Representative for Children and Youth Bernard Richard. (Black Press)

B.C. youth agency closes after staff member gave teen drugs

Minister Katrine Conroy says criminal record checks, audits underway

B.C.’s child and youth watchdog says he is “gravely concerned” about the operation of some residential agencies contracted by the province after a Lower Mainland agency was closed in May due to drug involvement by a staff member.

“I was shocked and disappointed to learn that, in May of this year, issues at yet another Lower Mainland residential agency had resulted in its closure by the ministry,” Bernard Richard said in a statement Tuesday.

Richard said a youth in care at the the unnamed agency came forward with information that a staff member was gang-affiliated, had taken him and others on drug drops, had smoked marijuana with a youth and offered him cocaine.

Richard said that through an investigation by the Ministry of Children and Family Development, it was found that only 10 of 33 staff and caregivers had completed criminal record and other security-screening criteria.

Nine of the employees have since been barred permanently from further such work and 13 others are being further screened due to concerning information.

Children and Family Development Minister Katrine Conroy said in a statement she has ordered a full review of the situation for each of the more than 800 children and youth currently placed in contracted residential agency homes. More staff have been assigned to make sure criminal record checks are done for all staff, and social workers have to “regularly visit” the young people to check on their safety and well-being, she said.

“It will take time to get where we need to be,” Conroy said. “In the meantime, there can be no excuses in situations where children in our care are not looked after properly.”

Richard said that in his 2017 report on the tragic suicide of Abbotsford teen Alex Gervais, one of the key recommendations to the ministry, now led by Conroy, was to allocate necessary resources to enhance the review process and background screening of staff that work in agencies contracted by the government.

Katrine Conroy (Black Press Media files)

But while the ministry created a centralized screening hub, Richard said only half of B.C.’s residential agencies have yet to screen their staff.

“Sixteen months after the release of Alex’s Story – and nearly three years after his death – MCFD has still not reviewed the backgrounds and qualifications of all staff who are currently providing care to children and youth in contracted residential agencies in B.C. Children and youth in these facilities continue to be exposed to risk,” Richard said. “This is clearly unacceptable.”

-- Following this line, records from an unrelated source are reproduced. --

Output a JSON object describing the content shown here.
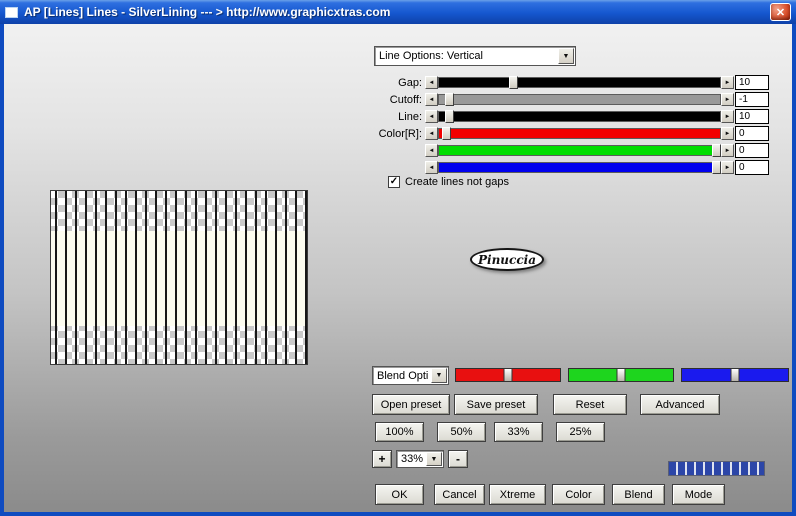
{
  "window": {
    "title": "AP [Lines]  Lines - SilverLining   --- > http://www.graphicxtras.com"
  },
  "icons": {
    "close": "✕",
    "dropdown": "▼",
    "check": "✓",
    "arrow_left": "◄",
    "arrow_right": "►"
  },
  "panel": {
    "line_options_value": "Line Options: Vertical",
    "sliders": [
      {
        "label": "Gap:",
        "value": "10"
      },
      {
        "label": "Cutoff:",
        "value": "-1"
      },
      {
        "label": "Line:",
        "value": "10"
      },
      {
        "label": "Color[R]:",
        "value": "0"
      },
      {
        "label": "",
        "value": "0"
      },
      {
        "label": "",
        "value": "0"
      }
    ],
    "checkbox_label": "Create lines not gaps",
    "checkbox_checked": true,
    "badge_text": "Pinuccia",
    "blend_dropdown_value": "Blend Opti",
    "preset_buttons": [
      "Open preset",
      "Save preset",
      "Reset",
      "Advanced"
    ],
    "zoom_preset_buttons": [
      "100%",
      "50%",
      "33%",
      "25%"
    ],
    "zoom_controls": {
      "plus": "+",
      "value": "33%",
      "minus": "-"
    },
    "bottom_buttons": [
      "OK",
      "Cancel",
      "Xtreme",
      "Color",
      "Blend",
      "Mode"
    ]
  },
  "colors": {
    "titlebar_blue": "#1557cf",
    "slider_tracks": [
      "#000000",
      "#999999",
      "#000000",
      "#f20000",
      "#00dd00",
      "#0000ee"
    ],
    "slider_thumb_pos": [
      25,
      2,
      2,
      1,
      97,
      97
    ],
    "blend_sliders": [
      "#e81010",
      "#1ed51e",
      "#1a1aee"
    ],
    "progress_blue": "#2c46a8"
  }
}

In a letter to Conroy, Richard detailed other incidents, including a staff member fired in 2016 for smoking crack cocaine with a youth resident present, then threatening the youth for reporting the incident.

Just Posted

Terrace users on Facebook post warnings about vehicle break-ins

RCMP say it’s important to always lock your doors

Tyler Dozzi breaks national record, ‘running like a madman’

Terrace runner sets new time in Boston in his last U20 race

Most intervenor requests in crucial natural gas pipeline case rejected

At stake is whether gas pipeline to LNG Canada plant should fall under federal jurisdiction

VIDEO: RCMP stop traffic with candy canes to remind drivers not to drink and drive

Police want to prevent any bad choices from being made this holiday season

Smithers council reverses CT scan vote

Council unanimously waives all off-site works for hospital renovation.

Cannabis gift ideas for this holiday season

Put the green in happy holidays, now that cannabis is legal in Canada

B.C. company facing 38 charges in 2017 chicken abuse case

CFIA investigation leads to 38 charges against Elite Farm Services and Ontario-based Sofina Foods

Woman forcibly confined, sexually assaulted between Creston and Cranbrook

The suspect forced the woman into her vehicle before driving along Highway 3

‘I thought I was dead as soon as I saw the gun’

Keremeos gas station attendant tells story about man with gun coming to store

‘People talk about deep sadness:’ Scientists study climate change grief

Some call it environmental grief, some call it solastalgia — a word coined for a feeling of homesickness when home changes around you.

As protectors abandon Trump, investigation draws closer

Cohen was sentenced Wednesday to three years in prison for an array of crimes.

Senate delays start of sittings in new home, delaying start of broadcasts

The Senate and House of Commons are moving into temporary homes for the next decade as a result of long-planned and badly needed renovations to the Centre Block.

UK leader seeks EU lifeline after surviving confidence vote

EU leaders gather for a two-day summit, beginning Thursday, which will center on the Brexit negotiations.

French police try to catch attack suspect dead or alive

Local authorities increase death toll to three, including 13 wounded and five in serious condition

Most Read